## Directions
Once you have read the listing below, write all of it out again exactly.

--------------------------------------------------

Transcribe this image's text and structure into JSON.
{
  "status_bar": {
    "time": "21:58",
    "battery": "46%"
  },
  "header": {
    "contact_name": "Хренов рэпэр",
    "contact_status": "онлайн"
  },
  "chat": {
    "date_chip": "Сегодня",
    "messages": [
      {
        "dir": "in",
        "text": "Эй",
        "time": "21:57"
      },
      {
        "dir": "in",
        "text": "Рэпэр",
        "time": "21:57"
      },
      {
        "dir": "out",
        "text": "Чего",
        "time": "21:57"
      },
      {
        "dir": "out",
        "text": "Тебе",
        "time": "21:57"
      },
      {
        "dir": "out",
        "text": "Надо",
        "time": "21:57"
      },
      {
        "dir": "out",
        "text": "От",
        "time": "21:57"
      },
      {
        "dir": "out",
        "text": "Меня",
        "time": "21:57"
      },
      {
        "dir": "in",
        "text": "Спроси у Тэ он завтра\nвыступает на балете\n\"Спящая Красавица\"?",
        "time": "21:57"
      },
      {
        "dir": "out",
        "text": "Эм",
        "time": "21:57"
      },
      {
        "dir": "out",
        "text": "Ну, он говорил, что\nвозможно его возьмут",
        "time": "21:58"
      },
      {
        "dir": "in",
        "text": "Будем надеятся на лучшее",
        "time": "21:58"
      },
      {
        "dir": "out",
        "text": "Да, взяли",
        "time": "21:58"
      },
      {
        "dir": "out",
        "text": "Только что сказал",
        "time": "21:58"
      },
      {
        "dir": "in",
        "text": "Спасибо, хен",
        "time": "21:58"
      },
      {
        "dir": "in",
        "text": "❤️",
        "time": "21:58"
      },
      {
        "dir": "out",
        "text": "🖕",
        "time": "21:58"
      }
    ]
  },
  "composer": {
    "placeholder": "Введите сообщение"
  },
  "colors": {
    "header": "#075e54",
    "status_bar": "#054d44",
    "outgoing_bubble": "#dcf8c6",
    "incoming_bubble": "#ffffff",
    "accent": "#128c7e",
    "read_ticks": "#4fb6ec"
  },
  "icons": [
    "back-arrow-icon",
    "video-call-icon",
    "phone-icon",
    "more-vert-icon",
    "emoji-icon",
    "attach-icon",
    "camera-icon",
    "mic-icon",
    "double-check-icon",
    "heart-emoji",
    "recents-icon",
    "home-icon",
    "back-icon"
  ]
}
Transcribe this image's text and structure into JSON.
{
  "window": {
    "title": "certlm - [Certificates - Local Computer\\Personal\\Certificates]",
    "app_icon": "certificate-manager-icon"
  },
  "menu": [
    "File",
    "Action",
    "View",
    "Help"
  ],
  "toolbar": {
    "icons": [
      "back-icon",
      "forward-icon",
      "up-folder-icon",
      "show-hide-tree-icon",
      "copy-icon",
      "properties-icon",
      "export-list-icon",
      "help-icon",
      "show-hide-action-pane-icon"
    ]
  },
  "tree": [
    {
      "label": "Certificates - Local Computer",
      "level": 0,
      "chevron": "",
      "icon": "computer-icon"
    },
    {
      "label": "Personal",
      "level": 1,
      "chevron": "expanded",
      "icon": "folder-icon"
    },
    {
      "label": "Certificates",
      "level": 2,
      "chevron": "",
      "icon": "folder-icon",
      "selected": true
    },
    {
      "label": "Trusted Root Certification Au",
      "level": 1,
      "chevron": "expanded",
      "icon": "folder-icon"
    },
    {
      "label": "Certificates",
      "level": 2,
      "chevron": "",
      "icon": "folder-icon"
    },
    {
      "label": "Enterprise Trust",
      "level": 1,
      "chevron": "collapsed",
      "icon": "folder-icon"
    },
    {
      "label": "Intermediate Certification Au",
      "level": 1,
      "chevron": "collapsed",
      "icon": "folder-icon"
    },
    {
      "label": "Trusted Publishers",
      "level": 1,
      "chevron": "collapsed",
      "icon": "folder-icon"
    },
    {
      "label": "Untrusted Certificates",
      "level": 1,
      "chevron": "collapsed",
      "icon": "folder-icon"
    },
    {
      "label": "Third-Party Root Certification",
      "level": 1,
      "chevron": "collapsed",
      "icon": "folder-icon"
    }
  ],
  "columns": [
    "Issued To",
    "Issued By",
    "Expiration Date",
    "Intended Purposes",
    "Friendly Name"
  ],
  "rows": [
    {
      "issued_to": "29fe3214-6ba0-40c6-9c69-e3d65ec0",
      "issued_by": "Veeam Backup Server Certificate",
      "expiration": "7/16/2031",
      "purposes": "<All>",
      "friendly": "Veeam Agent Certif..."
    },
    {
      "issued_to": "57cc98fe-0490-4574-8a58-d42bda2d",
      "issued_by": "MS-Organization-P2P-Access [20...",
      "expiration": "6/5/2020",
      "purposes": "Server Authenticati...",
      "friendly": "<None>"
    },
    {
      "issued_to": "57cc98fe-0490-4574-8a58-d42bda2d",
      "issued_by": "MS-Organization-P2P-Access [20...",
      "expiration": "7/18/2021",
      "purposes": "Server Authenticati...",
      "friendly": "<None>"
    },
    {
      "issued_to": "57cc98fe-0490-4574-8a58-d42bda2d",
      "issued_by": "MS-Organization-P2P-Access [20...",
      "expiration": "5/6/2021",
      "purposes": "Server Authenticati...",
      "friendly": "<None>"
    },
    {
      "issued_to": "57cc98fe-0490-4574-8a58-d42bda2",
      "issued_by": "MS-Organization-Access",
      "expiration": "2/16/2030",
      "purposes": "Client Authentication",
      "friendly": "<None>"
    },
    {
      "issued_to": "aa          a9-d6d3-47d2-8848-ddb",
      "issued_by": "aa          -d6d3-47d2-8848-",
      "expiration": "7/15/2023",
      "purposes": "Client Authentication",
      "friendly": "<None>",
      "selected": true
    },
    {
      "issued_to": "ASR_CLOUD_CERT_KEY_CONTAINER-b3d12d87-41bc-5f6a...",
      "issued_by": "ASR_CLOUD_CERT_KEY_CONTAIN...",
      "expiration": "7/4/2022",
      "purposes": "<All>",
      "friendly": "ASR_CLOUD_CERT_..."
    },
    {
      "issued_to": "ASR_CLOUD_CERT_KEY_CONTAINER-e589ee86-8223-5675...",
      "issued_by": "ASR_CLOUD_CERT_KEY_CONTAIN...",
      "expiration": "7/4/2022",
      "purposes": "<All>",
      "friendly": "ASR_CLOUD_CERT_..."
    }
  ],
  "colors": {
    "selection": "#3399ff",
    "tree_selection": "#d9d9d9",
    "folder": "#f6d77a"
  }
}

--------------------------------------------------

## Answer
Transcribe this image's text and structure into JSON.
{
  "status_bar": {
    "time": "21:58",
    "battery": "46%"
  },
  "header": {
    "contact_name": "Хренов рэпэр",
    "contact_status": "онлайн"
  },
  "chat": {
    "date_chip": "Сегодня",
    "messages": [
      {
        "dir": "in",
        "text": "Эй",
        "time": "21:57"
      },
      {
        "dir": "in",
        "text": "Рэпэр",
        "time": "21:57"
      },
      {
        "dir": "out",
        "text": "Чего",
        "time": "21:57"
      },
      {
        "dir": "out",
        "text": "Тебе",
        "time": "21:57"
      },
      {
        "dir": "out",
        "text": "Надо",
        "time": "21:57"
      },
      {
        "dir": "out",
        "text": "От",
        "time": "21:57"
      },
      {
        "dir": "out",
        "text": "Меня",
        "time": "21:57"
      },
      {
        "dir": "in",
        "text": "Спроси у Тэ он завтра\nвыступает на балете\n\"Спящая Красавица\"?",
        "time": "21:57"
      },
      {
        "dir": "out",
        "text": "Эм",
        "time": "21:57"
      },
      {
        "dir": "out",
        "text": "Ну, он говорил, что\nвозможно его возьмут",
        "time": "21:58"
      },
      {
        "dir": "in",
        "text": "Будем надеятся на лучшее",
        "time": "21:58"
      },
      {
        "dir": "out",
        "text": "Да, взяли",
        "time": "21:58"
      },
      {
        "dir": "out",
        "text": "Только что сказал",
        "time": "21:58"
      },
      {
        "dir": "in",
        "text": "Спасибо, хен",
        "time": "21:58"
      },
      {
        "dir": "in",
        "text": "❤️",
        "time": "21:58"
      },
      {
        "dir": "out",
        "text": "🖕",
        "time": "21:58"
      }
    ]
  },
  "composer": {
    "placeholder": "Введите сообщение"
  },
  "colors": {
    "header": "#075e54",
    "status_bar": "#054d44",
    "outgoing_bubble": "#dcf8c6",
    "incoming_bubble": "#ffffff",
    "accent": "#128c7e",
    "read_ticks": "#4fb6ec"
  },
  "icons": [
    "back-arrow-icon",
    "video-call-icon",
    "phone-icon",
    "more-vert-icon",
    "emoji-icon",
    "attach-icon",
    "camera-icon",
    "mic-icon",
    "double-check-icon",
    "heart-emoji",
    "recents-icon",
    "home-icon",
    "back-icon"
  ]
}
Transcribe this image's text and structure into JSON.
{
  "window": {
    "title": "certlm - [Certificates - Local Computer\\Personal\\Certificates]",
    "app_icon": "certificate-manager-icon"
  },
  "menu": [
    "File",
    "Action",
    "View",
    "Help"
  ],
  "toolbar": {
    "icons": [
      "back-icon",
      "forward-icon",
      "up-folder-icon",
      "show-hide-tree-icon",
      "copy-icon",
      "properties-icon",
      "export-list-icon",
      "help-icon",
      "show-hide-action-pane-icon"
    ]
  },
  "tree": [
    {
      "label": "Certificates - Local Computer",
      "level": 0,
      "chevron": "",
      "icon": "computer-icon"
    },
    {
      "label": "Personal",
      "level": 1,
      "chevron": "expanded",
      "icon": "folder-icon"
    },
    {
      "label": "Certificates",
      "level": 2,
      "chevron": "",
      "icon": "folder-icon",
      "selected": true
    },
    {
      "label": "Trusted Root Certification Au",
      "level": 1,
      "chevron": "expanded",
      "icon": "folder-icon"
    },
    {
      "label": "Certificates",
      "level": 2,
      "chevron": "",
      "icon": "folder-icon"
    },
    {
      "label": "Enterprise Trust",
      "level": 1,
      "chevron": "collapsed",
      "icon": "folder-icon"
    },
    {
      "label": "Intermediate Certification Au",
      "level": 1,
      "chevron": "collapsed",
      "icon": "folder-icon"
    },
    {
      "label": "Trusted Publishers",
      "level": 1,
      "chevron": "collapsed",
      "icon": "folder-icon"
    },
    {
      "label": "Untrusted Certificates",
      "level": 1,
      "chevron": "collapsed",
      "icon": "folder-icon"
    },
    {
      "label": "Third-Party Root Certification",
      "level": 1,
      "chevron": "collapsed",
      "icon": "folder-icon"
    }
  ],
  "columns": [
    "Issued To",
    "Issued By",
    "Expiration Date",
    "Intended Purposes",
    "Friendly Name"
  ],
  "rows": [
    {
      "issued_to": "29fe3214-6ba0-40c6-9c69-e3d65ec0",
      "issued_by": "Veeam Backup Server Certificate",
      "expiration": "7/16/2031",
      "purposes": "<All>",
      "friendly": "Veeam Agent Certif..."
    },
    {
      "issued_to": "57cc98fe-0490-4574-8a58-d42bda2d",
      "issued_by": "MS-Organization-P2P-Access [20...",
      "expiration": "6/5/2020",
      "purposes": "Server Authenticati...",
      "friendly": "<None>"
    },
    {
      "issued_to": "57cc98fe-0490-4574-8a58-d42bda2d",
      "issued_by": "MS-Organization-P2P-Access [20...",
      "expiration": "7/18/2021",
      "purposes": "Server Authenticati...",
      "friendly": "<None>"
    },
    {
      "issued_to": "57cc98fe-0490-4574-8a58-d42bda2d",
      "issued_by": "MS-Organization-P2P-Access [20...",
      "expiration": "5/6/2021",
      "purposes": "Server Authenticati...",
      "friendly": "<None>"
    },
    {
      "issued_to": "57cc98fe-0490-4574-8a58-d42bda2",
      "issued_by": "MS-Organization-Access",
      "expiration": "2/16/2030",
      "purposes": "Client Authentication",
      "friendly": "<None>"
    },
    {
      "issued_to": "aa          a9-d6d3-47d2-8848-ddb",
      "issued_by": "aa          -d6d3-47d2-8848-",
      "expiration": "7/15/2023",
      "purposes": "Client Authentication",
      "friendly": "<None>",
      "selected": true
    },
    {
      "issued_to": "ASR_CLOUD_CERT_KEY_CONTAINER-b3d12d87-41bc-5f6a...",
      "issued_by": "ASR_CLOUD_CERT_KEY_CONTAIN...",
      "expiration": "7/4/2022",
      "purposes": "<All>",
      "friendly": "ASR_CLOUD_CERT_..."
    },
    {
      "issued_to": "ASR_CLOUD_CERT_KEY_CONTAINER-e589ee86-8223-5675...",
      "issued_by": "ASR_CLOUD_CERT_KEY_CONTAIN...",
      "expiration": "7/4/2022",
      "purposes": "<All>",
      "friendly": "ASR_CLOUD_CERT_..."
    }
  ],
  "colors": {
    "selection": "#3399ff",
    "tree_selection": "#d9d9d9",
    "folder": "#f6d77a"
  }
}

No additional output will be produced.